Yes, I KNOW that an Egret is not an IBIS (the beak is different and the body colouration is different… but… creative license). This is Jeong Jae Il’s “Egret” – a beautifully lifelike rendition of an altogether more polite bird. The diagrams, from “Potential Origami” suggest heavier paper, so I trotted out a lovely 58cm square of duo Yukogami to work this model.

The paper is stark white one side, jet black the other, heavily textured and light cardboard in thicknicty, but I thought I would fold until either it was finished or it failed. The only real struggle was thinning down the legs that end up being about 12-18 layers. In finishing, after dry-shaping, I slid a little white glue inbetween the layers then re-formed on my dry shaped form, compressed and found the paper dried solid – an added bonus was I did not need to add wire, she stood on her own!!

# 1126: Matt LaBoone’s “Chinese Dragon”

Matt shared a 2015 design on Fakebook recently, so I decided that given it is nearly Chinese New YEar, and it is a “Year of the Dragon”, folding a dragon I had not yet attempted was a good idea:

This dragon, in structure, is similar to Kamiya’s Ryujin 1.2 (in sheet layout at least), but does some interesting things with the body and tail that were fun to fold.

Initially I tried it with a sheet of Yukogami, and abandoned it before I managed to get to the base because it was just too thick.
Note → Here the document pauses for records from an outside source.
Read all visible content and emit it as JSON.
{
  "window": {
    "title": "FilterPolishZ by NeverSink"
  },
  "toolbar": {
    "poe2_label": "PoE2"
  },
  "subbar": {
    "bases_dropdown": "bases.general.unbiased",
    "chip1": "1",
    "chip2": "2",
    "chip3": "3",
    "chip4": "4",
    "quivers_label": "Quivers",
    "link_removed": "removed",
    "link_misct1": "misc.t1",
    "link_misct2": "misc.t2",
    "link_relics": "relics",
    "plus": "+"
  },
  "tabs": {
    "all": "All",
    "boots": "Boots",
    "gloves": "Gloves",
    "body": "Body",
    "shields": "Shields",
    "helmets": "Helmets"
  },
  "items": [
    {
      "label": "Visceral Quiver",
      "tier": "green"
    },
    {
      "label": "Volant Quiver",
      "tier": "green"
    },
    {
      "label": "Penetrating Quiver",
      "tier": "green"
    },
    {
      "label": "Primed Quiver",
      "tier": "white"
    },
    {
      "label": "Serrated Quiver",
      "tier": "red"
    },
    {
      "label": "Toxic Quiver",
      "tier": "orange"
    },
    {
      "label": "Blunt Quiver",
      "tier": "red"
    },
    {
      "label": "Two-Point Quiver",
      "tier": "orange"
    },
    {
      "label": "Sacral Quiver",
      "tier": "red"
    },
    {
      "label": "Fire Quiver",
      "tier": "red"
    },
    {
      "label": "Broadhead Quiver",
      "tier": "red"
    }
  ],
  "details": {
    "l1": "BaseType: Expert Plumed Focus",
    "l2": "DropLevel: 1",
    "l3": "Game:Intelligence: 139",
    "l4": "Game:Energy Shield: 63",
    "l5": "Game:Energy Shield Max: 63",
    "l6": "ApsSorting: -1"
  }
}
I resorted to a nice crispy thin 55cm square of Kraft (I should have test folded it first anyways – doh!).

I added a wire armature and did a swirly pose, raised a front foot and had the opposite foot mid-step, it is a little cute.

Chinese dragons differ from the Western tradition by not needing wings to fly – they are way more “serpentine” as opposed to scaley bird or scary bat.

# 1125: Botticelli’s “Birth of Venus”

After acquiring a copy of “Potential Origami” by top Korean Origami designers, I was struck with a choice – which astonishing model should I try first:

It is well known that i love a bit of classical art, and am fond of a fullsome bosom, so decided on Han Ji Woo’s astonishing design based on Boticelli’s painting masterpiece.

I started with a 90cm square of kraft, and intended to give this a try, fully expecting it to fail. My approach to designs outside my skill range is to “fold until it fails or is finished”. I have used this mantra for decades and, as was the case this time around, I discover I have “levelled up” in terms of skills.

The design here is genius. Although it is a boxpleated model, the allocation of flaps to details and proportion evident, as well as attention to the original artwork is outstanding.

From a single sheet of paper, we have a naked lady, masking her modesty with hands and a wicked hairdo. She is standing on an open scallop shell, because … well … that is how she as a Roman Goddess was apparently born. Clearly a little more is now known about where babies come from but it is a striking model version of Botticelli’s classic painting.

I want to tell you this model came easily, and that the shaping was intuitive, but … it wasn’t. I suck at shaping, so really feel like i have levelled up on this model – making the body luscious (yes, I know the breasts are a little “cubist”, but ample and pointed in the right direction. I am particularly happy with the much layered and frizzed hair.